Wed, 03 Sep 2014 00:00:00 -0700

Having pored over the first pictures of the new Land Rover Discovery Sport and consumed the accompanying official literature, we’re left wondering why it shares so much of its design treatment with the Range Rover Evoque, while simultaneously removing the last vestiges of utility from the Discovery nameplate.
From its virtually indistinguishable grille and lamp graphics, over its tapered roofline to its bespoilered tail, it’s hard to describe it as anything other than a derivative of the Evoque. The difference between a Discovery and a Range Rover it would seem, is a body coloured C-pillar.
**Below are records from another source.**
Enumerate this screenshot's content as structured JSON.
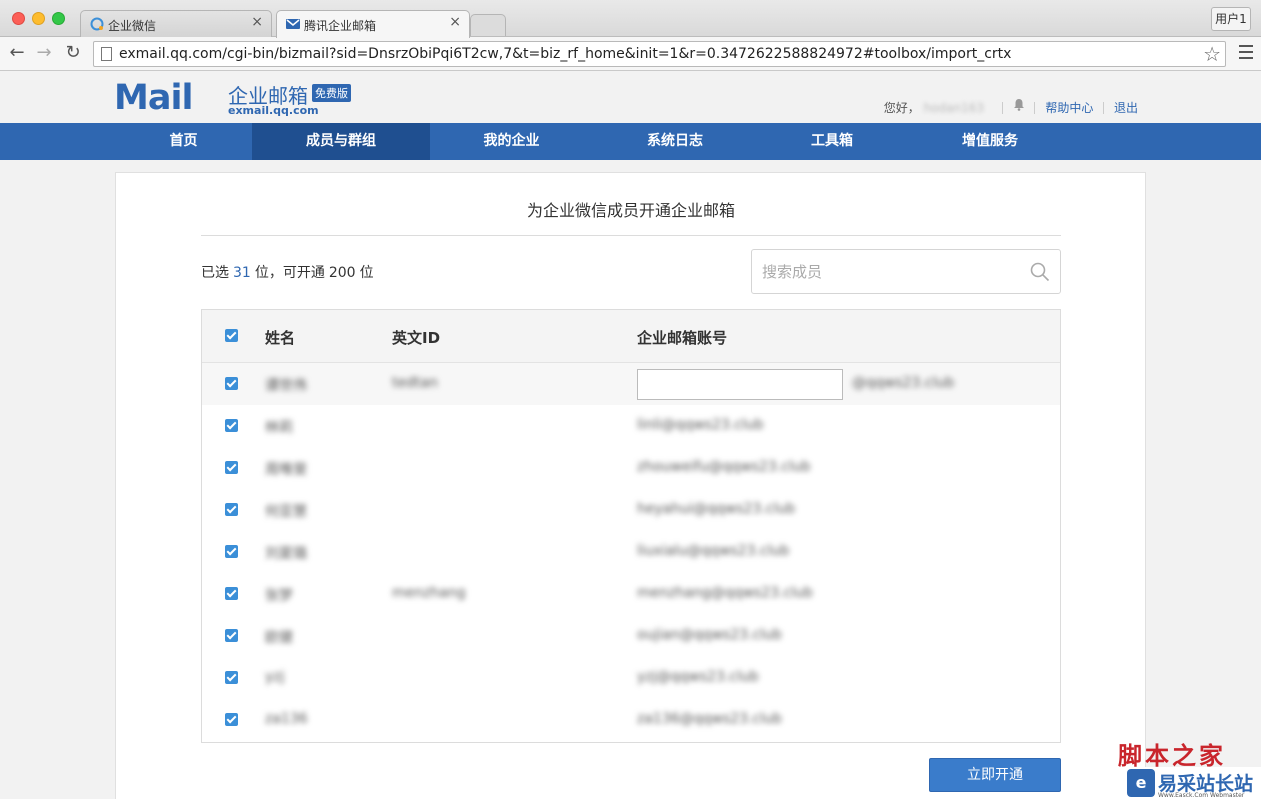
{
  "browser": {
    "tabs": [
      {
        "label": "企业微信",
        "icon": "wechat-work-icon",
        "active": false
      },
      {
        "label": "腾讯企业邮箱",
        "icon": "tencent-mail-icon",
        "active": true
      }
    ],
    "tab_close": "×",
    "user_button": "用户1",
    "url": "exmail.qq.com/cgi-bin/bizmail?sid=DnsrzObiPqi6T2cw,7&t=biz_rf_home&init=1&r=0.3472622588824972#toolbox/import_crtx"
  },
  "header": {
    "logo_mark": "Mail",
    "logo_title": "企业邮箱",
    "logo_badge": "免费版",
    "logo_domain": "exmail.qq.com",
    "greeting": "您好，",
    "username": "hodan163",
    "help_link": "帮助中心",
    "logout_link": "退出"
  },
  "nav": {
    "items": [
      {
        "label": "首页",
        "active": false
      },
      {
        "label": "成员与群组",
        "active": true
      },
      {
        "label": "我的企业",
        "active": false
      },
      {
        "label": "系统日志",
        "active": false
      },
      {
        "label": "工具箱",
        "active": false
      },
      {
        "label": "增值服务",
        "active": false
      }
    ]
  },
  "panel": {
    "title": "为企业微信成员开通企业邮箱",
    "selected_prefix": "已选",
    "selected_count": "31",
    "selected_mid": "位，可开通",
    "available_count": "200",
    "selected_suffix": "位",
    "search_placeholder": "搜索成员",
    "submit_label": "立即开通"
  },
  "table": {
    "columns": [
      "姓名",
      "英文ID",
      "企业邮箱账号"
    ],
    "rows": [
      {
        "name": "谭世伟",
        "english_id": "tedtan",
        "account": "",
        "domain": "@qqws23.club",
        "checked": true
      },
      {
        "name": "林莉",
        "english_id": "",
        "account": "linli@qqws23.club",
        "checked": true
      },
      {
        "name": "周唯斐",
        "english_id": "",
        "account": "zhouweifu@qqws23.club",
        "checked": true
      },
      {
        "name": "何亚慧",
        "english_id": "",
        "account": "heyahui@qqws23.club",
        "checked": true
      },
      {
        "name": "刘夏璐",
        "english_id": "",
        "account": "liuxialu@qqws23.club",
        "checked": true
      },
      {
        "name": "张梦",
        "english_id": "menzhang",
        "account": "menzhang@qqws23.club",
        "checked": true
      },
      {
        "name": "欧健",
        "english_id": "",
        "account": "oujian@qqws23.club",
        "checked": true
      },
      {
        "name": "yzj",
        "english_id": "",
        "account": "yzj@qqws23.club",
        "checked": true
      },
      {
        "name": "za136",
        "english_id": "",
        "account": "za136@qqws23.club",
        "checked": true
      }
    ]
  },
  "watermark": {
    "top": "脚本之家",
    "brand": "易采站长站",
    "sub": "Www.Easck.Com Webmaster"
  },
  "colors": {
    "brand_blue": "#2f67b1",
    "nav_active": "#1f4f90",
    "checkbox": "#3b8fd8",
    "watermark_red": "#c9252c"
  }
}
Clearly there’s nothing wrong with this when taken in isolation – the success of the Evoque speaks for itself, while the Discovery Sport appears handsome and utterly contemporary. But what does it say about the Land Rover brand that it takes its cues from a model so clearly conceived as a niche fashion car? The size of the D I S C O V E R Y lettering on the leading edge of the hood and the tailgate are presumably inversely proportional to the marketing team’s confidence that the buying public can tell the difference.
In an interview with Autocar, Land Rover design head Gerry McGovern states: “The Discovery Sport had to be bigger than a Freelander, but it also needed a sporty silhouette that disguised a cavernous interior.” But why does Land Rover, of all brands, need to convey ‘sportiness’? Surely if any brand should be strong enough to resist the marketing demand for this terrible, faux dynamism – in the low, wide and curvy sense – it’s Land Rover. Why the desire to disguise a product’s abilities and features? And what does the 'Sport' in Discovery Sport actually mean?!
There appears to be an allergy to cars that communicate any sense of utility or off-road ability. It’s not just Land Rover either – compare the latest versions of the Jeep Cherokee, Nissan X-Trail or Kia Sorento to their predecessors and you’ll note a seismic shift from traditional, upright SUVs to lower, more car-like vehicles with curvaceous rooflines blended into their lower bodies, their surfaces softened in a mass emasculation. Meanwhile what were once humble family hatchbacks and MPVs have begun sprouting wheel arch extensions and ground clearance. The success of crossovers such as the Nissan Qashqai and the Evoque has created migration towards a space that is in danger of saturation before long.
From a short-term sales perspective, positioning a car in this space makes sense. However, when you’re dealing with a brand that has an unbroken lineage such as Land Rover's, there’s a far broader picture to consider. Once this has been broken, you are no longer the brand that has always, and will always, place its design emphasis on capability and functionality above frivolous styling trends.
This isn’t a bemoaning of change, it’s a regret that the core values of a great brand are in danger of being abandoned.


By Owen Ready